Raytheon is one of America’s top defense giants, which specializes in air and missile defense, sea-based radars, sonars, torpedoes and more. In the 1980s, the space-based research company developed an anti-missile defense dubbed Star Wars. In light of the recently released Star Wars: The Force Awakens movie, Raytheon has proposed new ways to better it’s anti-missile defense.
In August 1945, the U.S. dropped two atomic bombs, and since then, no other country has dared to use nuclear weapons. The nuclear age triggered an onslaught of nuclear weapons that could bring humanity to extinction. In an effort to thwart the use of nuclear weapons, The Strategic Defense Initiative (SDI) – otherwise known as Star Wars – was initiated by President Ronald Reagan. The purpose of the program was to develop a sophisticated anti-ballistic missile system that would stop missile attacks from other countries, specifically the Soviet Union.(1,2)
The SDI was eventually abandoned; scrapped as another closed chapter in American history books. Motivated by ambitious intentions, the Star Wars program was a hopeful candidate for a revolutionary defense system. Nevertheless, Raytheon wants to resurrect the Star Wars program from the abyss by offering some suggestions about how it could be improved.
The Anti-Missile Force Awakens
Some improvement recommendations are banal but nonetheless important, such as the lack of Imperial cyber security. As Raytheon notes:

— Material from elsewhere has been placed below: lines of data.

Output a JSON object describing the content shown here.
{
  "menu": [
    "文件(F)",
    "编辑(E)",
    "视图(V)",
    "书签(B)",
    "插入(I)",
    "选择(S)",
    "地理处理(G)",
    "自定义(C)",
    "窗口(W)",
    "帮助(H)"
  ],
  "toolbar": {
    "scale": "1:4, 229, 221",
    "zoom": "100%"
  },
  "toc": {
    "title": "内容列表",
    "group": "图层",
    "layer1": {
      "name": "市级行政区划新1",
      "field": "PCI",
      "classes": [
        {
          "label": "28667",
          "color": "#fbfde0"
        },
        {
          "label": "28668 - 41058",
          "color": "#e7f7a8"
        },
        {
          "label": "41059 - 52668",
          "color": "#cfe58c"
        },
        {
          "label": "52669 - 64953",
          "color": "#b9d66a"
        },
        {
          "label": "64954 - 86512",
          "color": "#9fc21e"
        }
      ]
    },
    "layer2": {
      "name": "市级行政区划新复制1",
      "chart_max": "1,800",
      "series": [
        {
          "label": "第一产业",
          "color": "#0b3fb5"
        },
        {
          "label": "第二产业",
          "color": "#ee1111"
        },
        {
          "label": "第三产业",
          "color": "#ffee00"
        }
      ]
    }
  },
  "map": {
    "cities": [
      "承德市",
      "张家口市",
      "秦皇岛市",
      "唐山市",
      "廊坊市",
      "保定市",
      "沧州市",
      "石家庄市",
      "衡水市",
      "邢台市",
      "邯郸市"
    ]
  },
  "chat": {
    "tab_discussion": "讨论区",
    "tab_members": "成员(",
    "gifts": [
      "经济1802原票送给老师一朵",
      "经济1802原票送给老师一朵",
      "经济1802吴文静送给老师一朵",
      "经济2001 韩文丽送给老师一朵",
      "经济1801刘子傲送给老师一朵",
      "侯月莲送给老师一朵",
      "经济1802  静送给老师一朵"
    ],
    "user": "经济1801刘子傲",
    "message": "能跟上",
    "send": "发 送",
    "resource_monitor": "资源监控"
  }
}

First, the Empire. Think back to “Episode IV: A New Hope,” where R2-D2 simply plugs in to the Death Star’s network and disables the trash compactor that is about to crush Luke, Leia, Han Solo and Chewbacca.

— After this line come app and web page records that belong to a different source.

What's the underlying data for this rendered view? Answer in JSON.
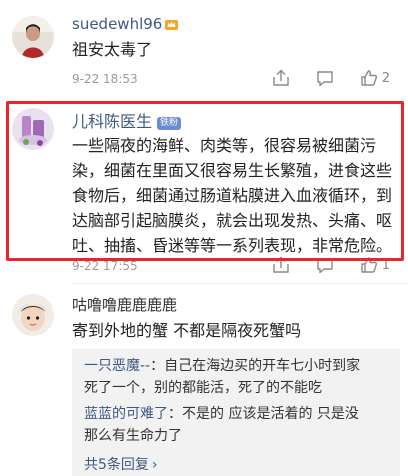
{
  "comments": [
    {
      "username": "suedewhl96",
      "text": "祖安太毒了",
      "time": "9-22 18:53",
      "like_count": "2"
    },
    {
      "username": "儿科陈医生",
      "badge": "铁粉",
      "text_lines": [
        "一些隔夜的海鲜、肉类等，很容易被细菌污",
        "染，细菌在里面又很容易生长繁殖，进食这些",
        "食物后，细菌通过肠道粘膜进入血液循环，到",
        "达脑部引起脑膜炎，就会出现发热、头痛、呕",
        "吐、抽搐、昏迷等等一系列表现，非常危险。"
      ],
      "time": "9-22 17:55",
      "like_count": "1"
    },
    {
      "username": "咕噜噜鹿鹿鹿鹿",
      "text": "寄到外地的蟹 不都是隔夜死蟹吗",
      "replies": [
        {
          "name": "一只恶魔--",
          "line1": "：自己在海边买的开车七小时到家",
          "line2": "死了一个，别的都能活，死了的不能吃"
        },
        {
          "name": "蓝蓝的可难了",
          "line1": "：不是的 应该是活着的 只是没",
          "line2": "那么有生命力了"
        }
      ],
      "more_label": "共5条回复",
      "more_arrow": "›"
    }
  ],
  "colors": {
    "username": "#3d5a80",
    "highlight_border": "#e8262b",
    "meta": "#9a9a9a"
  },
  "icons": [
    "share-icon",
    "comment-icon",
    "like-icon",
    "vip-crown-icon"
  ]
}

That sort of activity is what IT security professionals call an anomaly – a rare occurrence that warrants further investigation. It’s a good thing the Death Star lacked an insider-threat detection system, which would have helped the Empire corner the rebels right then and there.

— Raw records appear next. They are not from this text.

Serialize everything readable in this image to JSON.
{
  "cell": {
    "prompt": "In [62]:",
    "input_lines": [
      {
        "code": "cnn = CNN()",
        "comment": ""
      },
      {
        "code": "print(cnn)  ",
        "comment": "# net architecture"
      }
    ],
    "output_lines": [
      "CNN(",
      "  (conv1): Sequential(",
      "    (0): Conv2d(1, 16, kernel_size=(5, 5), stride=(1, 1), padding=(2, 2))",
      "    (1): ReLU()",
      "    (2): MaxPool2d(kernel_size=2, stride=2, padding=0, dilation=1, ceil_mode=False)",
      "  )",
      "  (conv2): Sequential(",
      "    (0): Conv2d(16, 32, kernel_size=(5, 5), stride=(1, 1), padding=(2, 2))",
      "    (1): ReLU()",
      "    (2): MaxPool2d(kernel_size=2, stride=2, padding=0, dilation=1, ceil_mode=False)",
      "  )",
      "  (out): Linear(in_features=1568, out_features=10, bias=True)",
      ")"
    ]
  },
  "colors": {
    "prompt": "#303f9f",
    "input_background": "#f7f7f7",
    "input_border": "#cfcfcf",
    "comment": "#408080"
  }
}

The rebels, meanwhile, could have used stronger cyber when they tried to deactivate the tractor beam. R2 saw it on the Death Star network but could not deactivate it. If he had, Gen. Kenobi never would have had to embark on the heroic trek that led to his fatal confrontation with Darth Vader.
Side note: Thank goodness Jabba the Hutt didn’t know about multi-factor authentication. If he did, there’s no way a disguised Leia ever could have operated the carbonite cell and freed Han.(2)
Raytheon’s more ambitious projects include the use of several “kill vehicles,” which are rocket launched missile seekers. They are launched into space as kamikaze pilots, which decimate ballistic missiles by colliding into them. This is achieved foremost by Raytheon’s Exoatmospheric Kill Vehicle. It works in collaboration with the the Standard Missile-3. Together, Raytheon claims the fused forces have a “combined record of 35 successful intercepts in space.”(3)
Furthermore, Raytheon is currently working on a “Redesigned Kill Vehicle,” which is a cheaper and more efficient killing machine than its predecessor. The industrial corporation was awarded a contract in August, which is fueling Raytheon to develop a new weapon known as “Multi-Object Kill Vehicle.” The weapon is tuned to destroy several missiles spread throughout space.(3)
An intrinsically expensive and dangerous undertaking
It’s an ambitious and noble goal to foster technologies that counteract the impending apocalypse. Nevertheless, Raytheon has a history with exorbitant shortcomings. These failures are a product of the inherent challenges of the projects at hand and meeting stringent demands set by Congress, such as “it is important to redesign the Exo-atmospheric Kill Vehicle using a rigorous acquisition approach, including realistic testing.”
Furthermore, there is an intrinsic threat within the logic of the system. According to Yousaf Butt, a professor and scientist-in-residence at the James Martin Center for Nonproliferation Studies at the Monterey Institute for International Studies:
Missile defense couldn’t replace any lost deterrent value because missile defense doesn’t deter nuclear attacks. The purpose of missile defense is to defend–or, more accurately, attempt to defend. An adversary wouldn’t be deterred from launching a nuclear attack because of the existence of missile defense; rather, it’s the credible threat of overwhelming nuclear retaliation that deters an adversary.
If the enemy is irrational and suicidal enough to discount the threat of massive nuclear retaliation, then a missile defense system that can theoretically intercept only some of the attacking missiles most certainly isn’t going to be a deterrent.(3)
In other words, there is a real possibility that the Star Wars program could destroy the planet rather than preserve it, making the anti-missile defense program seem more like a Death Star than a lifesaver.